Hurley has taken heat for that view. “I’ve been criticized for using the language of merchandising in describing strategies for homeless animal management,” she says. “I want to be clear that I place a far higher value on homeless animals than I do on groceries, and I want us to use all the tools we have to serve them to the very best of our ability. We’ve spent a lot of energy in this society studying how to move merchandise effectively. We need to pay that kind of attention to finding options for homeless animals. Applying that intelligence and that analysis and that discipline to managing animal populations is really more compassionate than refusing to bring some rationality to it.”

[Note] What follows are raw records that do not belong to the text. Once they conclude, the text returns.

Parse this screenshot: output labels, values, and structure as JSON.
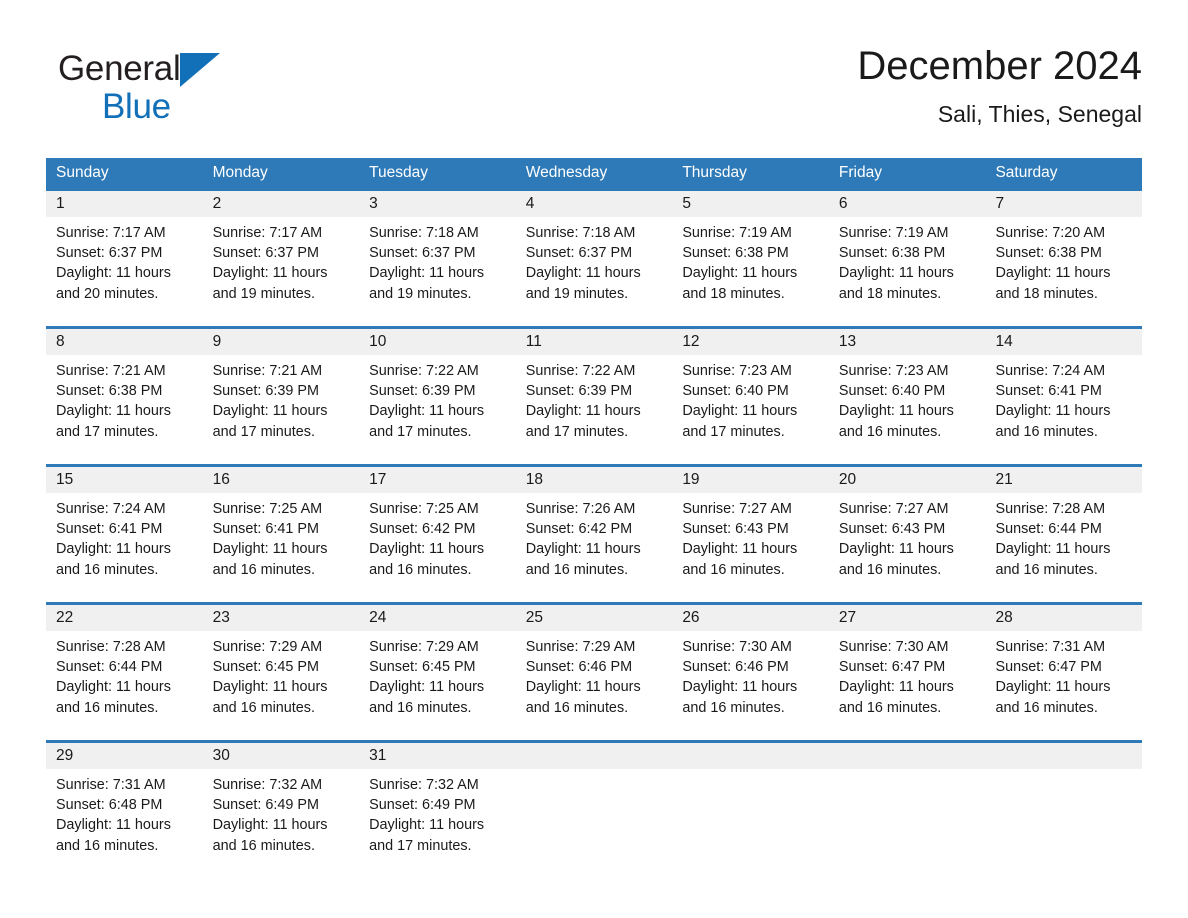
{
  "brand": {
    "name_part1": "General",
    "name_part2": "Blue",
    "triangle_color": "#1170b8",
    "text_color": "#231f20"
  },
  "header": {
    "title": "December 2024",
    "subtitle": "Sali, Thies, Senegal"
  },
  "theme": {
    "header_bar": "#2e7ab8",
    "row_divider": "#2e7ab8",
    "daynum_band": "#f0f0f0",
    "text": "#1a1a1a"
  },
  "weekdays": [
    "Sunday",
    "Monday",
    "Tuesday",
    "Wednesday",
    "Thursday",
    "Friday",
    "Saturday"
  ],
  "weeks": [
    {
      "days": [
        {
          "num": "1",
          "sunrise": "Sunrise: 7:17 AM",
          "sunset": "Sunset: 6:37 PM",
          "daylight1": "Daylight: 11 hours",
          "daylight2": "and 20 minutes."
        },
        {
          "num": "2",
          "sunrise": "Sunrise: 7:17 AM",
          "sunset": "Sunset: 6:37 PM",
          "daylight1": "Daylight: 11 hours",
          "daylight2": "and 19 minutes."
        },
        {
          "num": "3",
          "sunrise": "Sunrise: 7:18 AM",
          "sunset": "Sunset: 6:37 PM",
          "daylight1": "Daylight: 11 hours",
          "daylight2": "and 19 minutes."
        },
        {
          "num": "4",
          "sunrise": "Sunrise: 7:18 AM",
          "sunset": "Sunset: 6:37 PM",
          "daylight1": "Daylight: 11 hours",
          "daylight2": "and 19 minutes."
        },
        {
          "num": "5",
          "sunrise": "Sunrise: 7:19 AM",
          "sunset": "Sunset: 6:38 PM",
          "daylight1": "Daylight: 11 hours",
          "daylight2": "and 18 minutes."
        },
        {
          "num": "6",
          "sunrise": "Sunrise: 7:19 AM",
          "sunset": "Sunset: 6:38 PM",
          "daylight1": "Daylight: 11 hours",
          "daylight2": "and 18 minutes."
        },
        {
          "num": "7",
          "sunrise": "Sunrise: 7:20 AM",
          "sunset": "Sunset: 6:38 PM",
          "daylight1": "Daylight: 11 hours",
          "daylight2": "and 18 minutes."
        }
      ]
    },
    {
      "days": [
        {
          "num": "8",
          "sunrise": "Sunrise: 7:21 AM",
          "sunset": "Sunset: 6:38 PM",
          "daylight1": "Daylight: 11 hours",
          "daylight2": "and 17 minutes."
        },
        {
          "num": "9",
          "sunrise": "Sunrise: 7:21 AM",
          "sunset": "Sunset: 6:39 PM",
          "daylight1": "Daylight: 11 hours",
          "daylight2": "and 17 minutes."
        },
        {
          "num": "10",
          "sunrise": "Sunrise: 7:22 AM",
          "sunset": "Sunset: 6:39 PM",
          "daylight1": "Daylight: 11 hours",
          "daylight2": "and 17 minutes."
        },
        {
          "num": "11",
          "sunrise": "Sunrise: 7:22 AM",
          "sunset": "Sunset: 6:39 PM",
          "daylight1": "Daylight: 11 hours",
          "daylight2": "and 17 minutes."
        },
        {
          "num": "12",
          "sunrise": "Sunrise: 7:23 AM",
          "sunset": "Sunset: 6:40 PM",
          "daylight1": "Daylight: 11 hours",
          "daylight2": "and 17 minutes."
        },
        {
          "num": "13",
          "sunrise": "Sunrise: 7:23 AM",
          "sunset": "Sunset: 6:40 PM",
          "daylight1": "Daylight: 11 hours",
          "daylight2": "and 16 minutes."
        },
        {
          "num": "14",
          "sunrise": "Sunrise: 7:24 AM",
          "sunset": "Sunset: 6:41 PM",
          "daylight1": "Daylight: 11 hours",
          "daylight2": "and 16 minutes."
        }
      ]
    },
    {
      "days": [
        {
          "num": "15",
          "sunrise": "Sunrise: 7:24 AM",
          "sunset": "Sunset: 6:41 PM",
          "daylight1": "Daylight: 11 hours",
          "daylight2": "and 16 minutes."
        },
        {
          "num": "16",
          "sunrise": "Sunrise: 7:25 AM",
          "sunset": "Sunset: 6:41 PM",
          "daylight1": "Daylight: 11 hours",
          "daylight2": "and 16 minutes."
        },
        {
          "num": "17",
          "sunrise": "Sunrise: 7:25 AM",
          "sunset": "Sunset: 6:42 PM",
          "daylight1": "Daylight: 11 hours",
          "daylight2": "and 16 minutes."
        },
        {
          "num": "18",
          "sunrise": "Sunrise: 7:26 AM",
          "sunset": "Sunset: 6:42 PM",
          "daylight1": "Daylight: 11 hours",
          "daylight2": "and 16 minutes."
        },
        {
          "num": "19",
          "sunrise": "Sunrise: 7:27 AM",
          "sunset": "Sunset: 6:43 PM",
          "daylight1": "Daylight: 11 hours",
          "daylight2": "and 16 minutes."
        },
        {
          "num": "20",
          "sunrise": "Sunrise: 7:27 AM",
          "sunset": "Sunset: 6:43 PM",
          "daylight1": "Daylight: 11 hours",
          "daylight2": "and 16 minutes."
        },
        {
          "num": "21",
          "sunrise": "Sunrise: 7:28 AM",
          "sunset": "Sunset: 6:44 PM",
          "daylight1": "Daylight: 11 hours",
          "daylight2": "and 16 minutes."
        }
      ]
    },
    {
      "days": [
        {
          "num": "22",
          "sunrise": "Sunrise: 7:28 AM",
          "sunset": "Sunset: 6:44 PM",
          "daylight1": "Daylight: 11 hours",
          "daylight2": "and 16 minutes."
        },
        {
          "num": "23",
          "sunrise": "Sunrise: 7:29 AM",
          "sunset": "Sunset: 6:45 PM",
          "daylight1": "Daylight: 11 hours",
          "daylight2": "and 16 minutes."
        },
        {
          "num": "24",
          "sunrise": "Sunrise: 7:29 AM",
          "sunset": "Sunset: 6:45 PM",
          "daylight1": "Daylight: 11 hours",
          "daylight2": "and 16 minutes."
        },
        {
          "num": "25",
          "sunrise": "Sunrise: 7:29 AM",
          "sunset": "Sunset: 6:46 PM",
          "daylight1": "Daylight: 11 hours",
          "daylight2": "and 16 minutes."
        },
        {
          "num": "26",
          "sunrise": "Sunrise: 7:30 AM",
          "sunset": "Sunset: 6:46 PM",
          "daylight1": "Daylight: 11 hours",
          "daylight2": "and 16 minutes."
        },
        {
          "num": "27",
          "sunrise": "Sunrise: 7:30 AM",
          "sunset": "Sunset: 6:47 PM",
          "daylight1": "Daylight: 11 hours",
          "daylight2": "and 16 minutes."
        },
        {
          "num": "28",
          "sunrise": "Sunrise: 7:31 AM",
          "sunset": "Sunset: 6:47 PM",
          "daylight1": "Daylight: 11 hours",
          "daylight2": "and 16 minutes."
        }
      ]
    },
    {
      "days": [
        {
          "num": "29",
          "sunrise": "Sunrise: 7:31 AM",
          "sunset": "Sunset: 6:48 PM",
          "daylight1": "Daylight: 11 hours",
          "daylight2": "and 16 minutes."
        },
        {
          "num": "30",
          "sunrise": "Sunrise: 7:32 AM",
          "sunset": "Sunset: 6:49 PM",
          "daylight1": "Daylight: 11 hours",
          "daylight2": "and 16 minutes."
        },
        {
          "num": "31",
          "sunrise": "Sunrise: 7:32 AM",
          "sunset": "Sunset: 6:49 PM",
          "daylight1": "Daylight: 11 hours",
          "daylight2": "and 17 minutes."
        },
        {
          "num": "",
          "sunrise": "",
          "sunset": "",
          "daylight1": "",
          "daylight2": ""
        },
        {
          "num": "",
          "sunrise": "",
          "sunset": "",
          "daylight1": "",
          "daylight2": ""
        },
        {
          "num": "",
          "sunrise": "",
          "sunset": "",
          "daylight1": "",
          "daylight2": ""
        },
        {
          "num": "",
          "sunrise": "",
          "sunset": "",
          "daylight1": "",
          "daylight2": ""
        }
      ]
    }
  ]
}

Hurley’s prescription for no-kill success is a now-familiar list of programs used in San Francisco, Washoe County and elsewhere. But moving animals safely and rapidly through the shelter system isn’t her only goal. Hurley wants to see communities work toward options that keep homeless pets out of the shelter system entirely, like home-based rescue groups and foster homes. “No one could believe in no-kill more than I do,” she says. “But a very expensive and relatively unsuccessful part of this equation is putting animals in shelters and then trying to get them out healthy, sane and alive. When you’re talking about no-kill, by the time you’re deciding whether or not to kill the animal who is in your shelter, you’ve already lost nine-tenths of the battle—and it was the nine-tenths that was easiest to win.”
It’s a lesson not lost on successful nokill communities. The Nevada Humane Society operates a pet help desk that gives training and behavior advice as well as support to people struggling with foreclosure and job loss to help them keep their family pets. They even have programs that help with pet food and veterinary costs. It could be considered one of the secrets to their success, except, of course, it’s no secret; Bonney Brown brought it with her from her days at Best Friends, which still maintains a national pet help desk of its own.
Impossible or Inevitable?
Nathan Winograd is a former prosecuting attorney who served as director of operations for the SF/SPCA under Avanzino. He went on to serve as director of the Tompkins County SPCA, the region’s open-admission animal control facility, during its transition to nokill. He’s also the author of Redemption: The Myth of Pet Over-Population and the No-Kill Revolution in America, a book that galvanized the no-kill movement when it was released in 2007, and the recently published Irreconcilable Differences.